Cary, N.C. — The Wake County Board of Education on Tuesday discussed a proposed policy they say will protect students' rights in criminal investigations, but Sheriff Donnie Harrison says it isn't necessary.
The plan would set additional guidelines for how school principals handle students who are in trouble with the law, including making sure students are aware of their rights, notifying parents, requiring a school official to sit in on an interview if a parent is not available and keeping records of interactions between students and officers at the school.
"I would want to know if my child were being questioned by law enforcement," said school board member Jim Martin. "We need to make sure school administration is present and knows what is going on. We need to make sure parents are notified.
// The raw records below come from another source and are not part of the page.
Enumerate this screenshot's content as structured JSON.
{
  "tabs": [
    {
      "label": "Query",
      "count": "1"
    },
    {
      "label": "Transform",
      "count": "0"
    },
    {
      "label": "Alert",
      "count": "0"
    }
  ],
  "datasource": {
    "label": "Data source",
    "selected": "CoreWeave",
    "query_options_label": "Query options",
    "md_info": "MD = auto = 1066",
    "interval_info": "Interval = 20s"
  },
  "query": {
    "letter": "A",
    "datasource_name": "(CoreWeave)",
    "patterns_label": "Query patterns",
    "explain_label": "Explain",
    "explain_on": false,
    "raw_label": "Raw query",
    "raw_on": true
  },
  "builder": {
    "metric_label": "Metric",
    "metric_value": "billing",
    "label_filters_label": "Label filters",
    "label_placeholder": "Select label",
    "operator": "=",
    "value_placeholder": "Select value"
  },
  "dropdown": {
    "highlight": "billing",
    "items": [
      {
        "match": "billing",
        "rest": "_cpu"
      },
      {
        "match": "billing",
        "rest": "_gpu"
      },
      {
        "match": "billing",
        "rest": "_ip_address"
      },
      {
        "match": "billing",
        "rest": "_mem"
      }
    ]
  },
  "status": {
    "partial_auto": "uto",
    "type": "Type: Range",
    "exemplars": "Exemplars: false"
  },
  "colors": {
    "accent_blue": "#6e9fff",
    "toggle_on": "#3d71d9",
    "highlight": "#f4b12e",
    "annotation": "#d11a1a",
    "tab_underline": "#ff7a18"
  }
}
We need to make sure records are kept."
The proposal does offer an exception for dangerous and emergency situations.
Harrison spoke out against the proposal at the board's policy committee meeting Tuesday.
"When we are investigating something, that is our job," he said. "There are occasions that things happen that we have to go to a school really quickly, but we still try to notify the principal or somebody that's in charge there, and I have no problem with that."
Harrison said he appreciates the intent of the proposal, but the law already protects students' rights.
"We are going to follow the guidelines we have to when we are investigating a case, whether it is advising of rights or having a parent there," he said.
Martin said the proposal is meant to tell school officials what to do, not law enforcement.
"We are not dictating policy to law enforcement," he said.